One week in silence: No news from Total on controversy
Seven days after Total’s licence expired, no updates have been released in Moroccan media or by Total, whether the company will continue its highly dubious operations. A number of French organisations has expressed their concern over Total’s engagement in the occupied territory of Western Sahara.
”Total undermines the UN peace efforts”, stated a group of 21 French organisations in a press release dated 6 December 2012, urging the company to pull out of Western Sahara.
The organisations that signed are CEDETIM, APSO and its network, CORELSO, Association Francaise d'Amitié et de Solidarité avec les Peuples d'Afrique (AFASPA), Union syndicale Solidaires, Sortir du Colonialisme, Survie, Caritas Algérie, CNT-F, Association des Sahraouis en France, AARASD, ATTAC, Afriques en lutte, Parti de Gauche, PCF, Les Jeunes Ecologistes, CGT, Fédération pour une alternative sociale et écologique (FASE), ASPS Lorraine, NPA, Les Alternatifs, Mouvement contre le racisme et pour l'amitié entre les peuples (MRAP), Europe Ecologie Les Verts.

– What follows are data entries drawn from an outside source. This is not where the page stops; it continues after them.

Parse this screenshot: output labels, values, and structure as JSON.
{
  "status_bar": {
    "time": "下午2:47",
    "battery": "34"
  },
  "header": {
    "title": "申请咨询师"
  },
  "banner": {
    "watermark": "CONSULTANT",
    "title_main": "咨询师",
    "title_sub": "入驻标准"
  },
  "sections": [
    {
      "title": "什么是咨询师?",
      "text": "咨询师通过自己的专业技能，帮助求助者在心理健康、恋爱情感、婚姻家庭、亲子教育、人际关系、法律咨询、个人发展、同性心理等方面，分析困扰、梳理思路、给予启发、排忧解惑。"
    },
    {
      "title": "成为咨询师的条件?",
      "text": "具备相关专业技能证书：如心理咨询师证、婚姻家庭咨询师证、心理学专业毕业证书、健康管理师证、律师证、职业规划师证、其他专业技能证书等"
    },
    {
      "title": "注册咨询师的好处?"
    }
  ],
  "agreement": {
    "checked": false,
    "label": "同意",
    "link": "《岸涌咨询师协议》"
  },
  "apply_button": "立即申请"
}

Morocco occupies the major part of its neighbouring country, Western Sahara. Entering into business deals with Moroccan companies or authorities in the occupied territories gives an impression of political legitimacy to the occupation. It also gives job opportunities to Moroccan settlers and income to the Moroccan government. Western Sahara Resource Watch demands foreign companies leave Western Sahara until a solution to the conflict is found.
Leading activists from Western Sahara are condemned to sentences ranging from 20 years to life imprisonment in connection to a mass protest in 2010 denouncing the Saharawi people’s social and economic marginalization in their occupied land; the Gdeim Izik protest camp.
At COP22, beware of what you read about Morocco’s renewable energy efforts. An increasing part of the projects take place in the occupied territory of Western Sahara and is used for mineral plunder, new WSRW report documents.
Big oil’s interest in occupied Western Sahara has taken a dramatic turn for the worse. Some companies are now drilling, in complete disregard of international law and the Saharawi people’s rights. Here’s what you need to know.